• [Problem to solve]: From the entries that follow, report every line in which "years" occurs.
Top of Provided information
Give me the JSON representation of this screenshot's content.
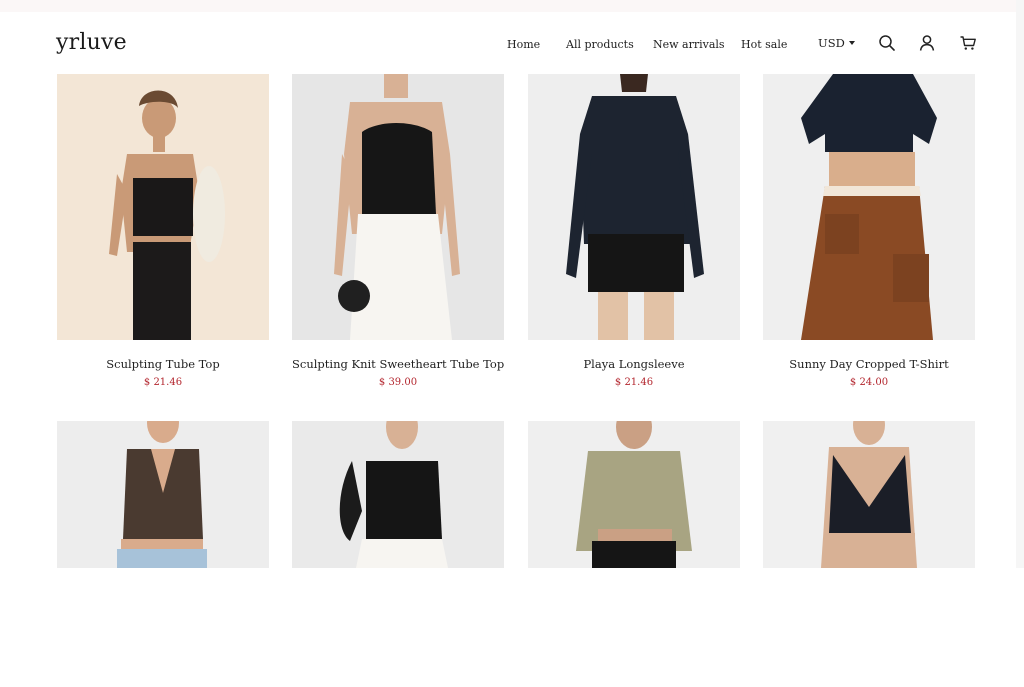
{
  "brand": {
    "logo": "yrluve"
  },
  "nav": {
    "items": [
      {
        "label": "Home"
      },
      {
        "label": "All products"
      },
      {
        "label": "New arrivals"
      },
      {
        "label": "Hot sale"
      }
    ],
    "currency": "USD"
  },
  "icons": {
    "search": "search-icon",
    "account": "user-icon",
    "cart": "cart-icon"
  },
  "products": [
    {
      "name": "Sculpting Tube Top",
      "price": "$ 21.46"
    },
    {
      "name": "Sculpting Knit Sweetheart Tube Top",
      "price": "$ 39.00"
    },
    {
      "name": "Playa Longsleeve",
      "price": "$ 21.46"
    },
    {
      "name": "Sunny Day Cropped T-Shirt",
      "price": "$ 24.00"
    },
    {
      "name": "",
      "price": ""
    },
    {
      "name": "",
      "price": ""
    },
    {
      "name": "",
      "price": ""
    },
    {
      "name": "",
      "price": ""
    }
  ],
  "colors": {
    "price": "#b3262e",
    "text": "#1f1f1f"
  }
}
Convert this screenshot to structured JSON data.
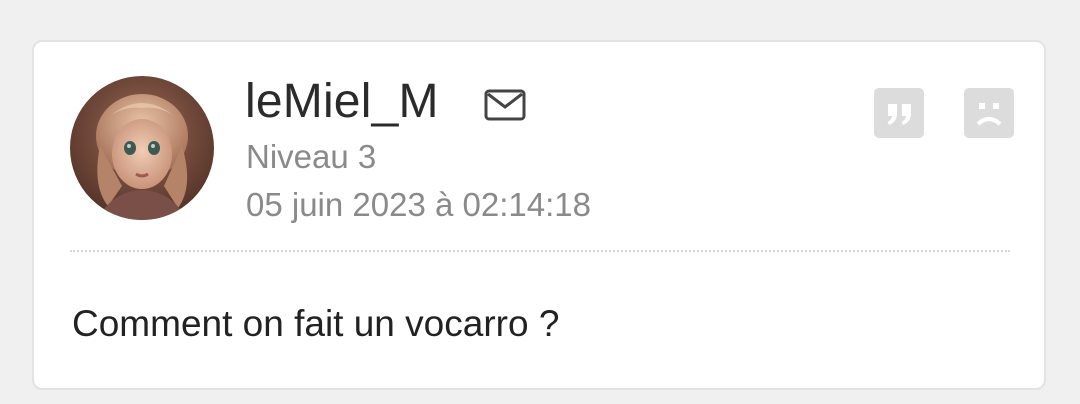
{
  "post": {
    "author": {
      "username": "leMiel_M",
      "level": "Niveau 3",
      "avatar": "avatar-image"
    },
    "date": "05 juin 2023 à 02:14:18",
    "message": "Comment on fait un vocarro ?",
    "icons": {
      "mail": "mail-icon",
      "quote": "quote-icon",
      "report": "sad-face-icon"
    }
  },
  "colors": {
    "background": "#f0f0f0",
    "card": "#ffffff",
    "username": "#2b2b2b",
    "meta": "#8a8a8a",
    "icon_button": "#dcdcdc"
  }
}
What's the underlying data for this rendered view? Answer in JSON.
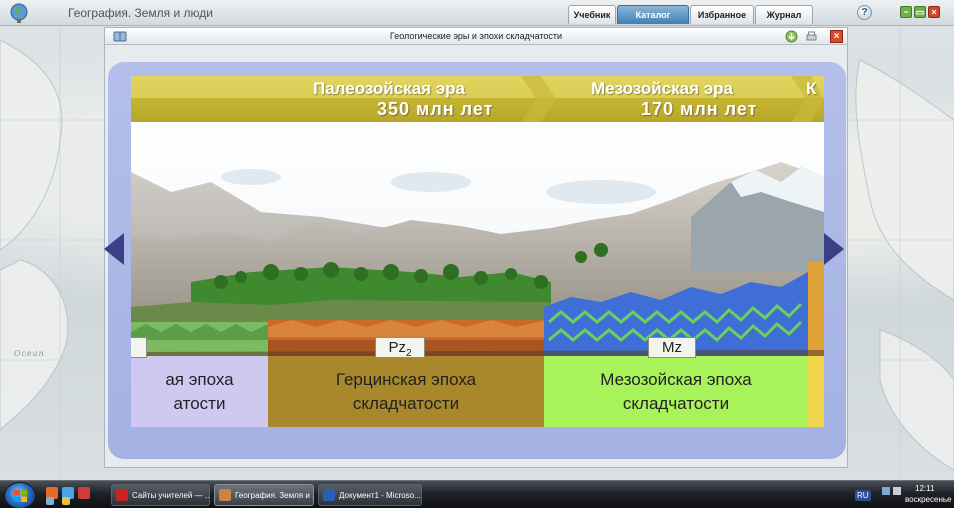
{
  "app": {
    "title": "География. Земля и люди"
  },
  "nav_tabs": [
    {
      "label": "Учебник",
      "active": false
    },
    {
      "label": "Каталог",
      "active": true
    },
    {
      "label": "Избранное",
      "active": false
    },
    {
      "label": "Журнал",
      "active": false
    }
  ],
  "help": {
    "label": "?"
  },
  "window_controls": {
    "minimize": "−",
    "restore": "▭",
    "close": "×"
  },
  "map": {
    "ocean_label": "Ocean"
  },
  "dialog": {
    "title": "Геологические эры и эпохи складчатости",
    "close_label": "×"
  },
  "scene": {
    "eras": [
      {
        "name": "Палеозойская эра",
        "years": "350 млн лет"
      },
      {
        "name": "Мезозойская эра",
        "years": "170 млн лет"
      },
      {
        "name": "К",
        "years": ""
      }
    ],
    "epochs": [
      {
        "code": "",
        "text": "ая эпоха\nатости",
        "color": "#cfc9f2"
      },
      {
        "code": "Pz2",
        "code_main": "Pz",
        "code_sub": "2",
        "text": "Герцинская эпоха\nскладчатости",
        "color": "#a8882a"
      },
      {
        "code": "Mz",
        "text": "Мезозойская эпоха\nскладчатости",
        "color": "#a8f25a"
      }
    ]
  },
  "taskbar": {
    "items": [
      {
        "label": "Сайты учителей — ...",
        "icon": "opera-icon",
        "color": "#cc2222"
      },
      {
        "label": "География. Земля и ...",
        "icon": "app-icon",
        "color": "#c8863a"
      },
      {
        "label": "Документ1 - Microso...",
        "icon": "word-icon",
        "color": "#2b5fb5"
      }
    ],
    "language": "RU",
    "clock_time": "12:11",
    "clock_day": "воскресенье"
  }
}
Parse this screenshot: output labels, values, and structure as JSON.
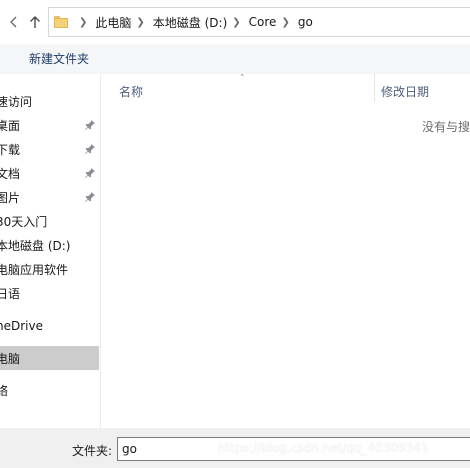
{
  "address_bar": {
    "breadcrumbs": [
      "此电脑",
      "本地磁盘 (D:)",
      "Core",
      "go"
    ]
  },
  "toolbar": {
    "new_folder_label": "新建文件夹"
  },
  "nav_pane": {
    "items": [
      {
        "label": "速访问",
        "pinned": false
      },
      {
        "label": "桌面",
        "pinned": true
      },
      {
        "label": "下载",
        "pinned": true
      },
      {
        "label": "文档",
        "pinned": true
      },
      {
        "label": "图片",
        "pinned": true
      },
      {
        "label": "30天入门",
        "pinned": false
      },
      {
        "label": "本地磁盘 (D:)",
        "pinned": false
      },
      {
        "label": "电脑应用软件",
        "pinned": false
      },
      {
        "label": "日语",
        "pinned": false
      },
      {
        "label": "neDrive",
        "pinned": false
      },
      {
        "label": "电脑",
        "pinned": false,
        "selected": true
      },
      {
        "label": "络",
        "pinned": false
      }
    ]
  },
  "file_list": {
    "columns": [
      "名称",
      "修改日期"
    ],
    "empty_message": "没有与搜"
  },
  "bottom_bar": {
    "filename_label": "文件夹:",
    "filename_value": "go",
    "watermark": "https://blog.csdn.net/qq_40309341"
  },
  "colors": {
    "selected_bg": "#cccccc",
    "toolbar_bg": "#f5f6f7",
    "bottom_bg": "#f0f0f0",
    "folder_yellow": "#f5d27a",
    "column_header_text": "#4c607a"
  }
}
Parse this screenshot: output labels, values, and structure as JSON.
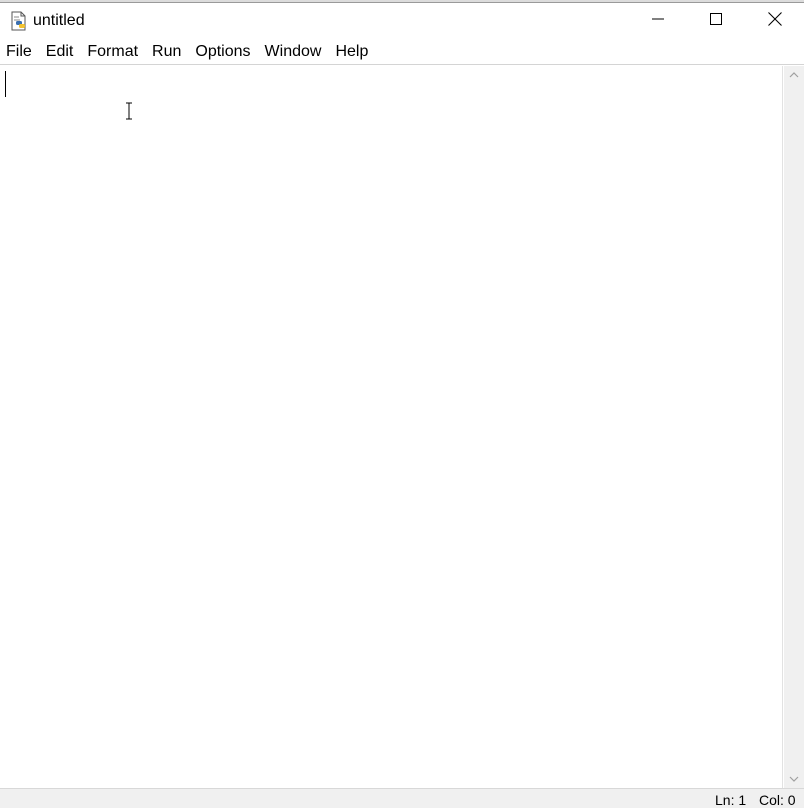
{
  "window": {
    "title": "untitled",
    "icons": {
      "app": "python-file-icon",
      "minimize": "minimize-icon",
      "maximize": "maximize-icon",
      "close": "close-icon"
    }
  },
  "menubar": {
    "items": [
      {
        "label": "File"
      },
      {
        "label": "Edit"
      },
      {
        "label": "Format"
      },
      {
        "label": "Run"
      },
      {
        "label": "Options"
      },
      {
        "label": "Window"
      },
      {
        "label": "Help"
      }
    ]
  },
  "editor": {
    "content": ""
  },
  "statusbar": {
    "line": "Ln: 1",
    "column": "Col: 0"
  },
  "colors": {
    "background": "#ffffff",
    "statusbar": "#f0f0f0",
    "scrollbar": "#f0f0f0",
    "text": "#000000"
  }
}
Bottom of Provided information
• [Solution to this exercise]:
        "years": "350 млн лет"
        "years": "170 млн лет"
        "years": ""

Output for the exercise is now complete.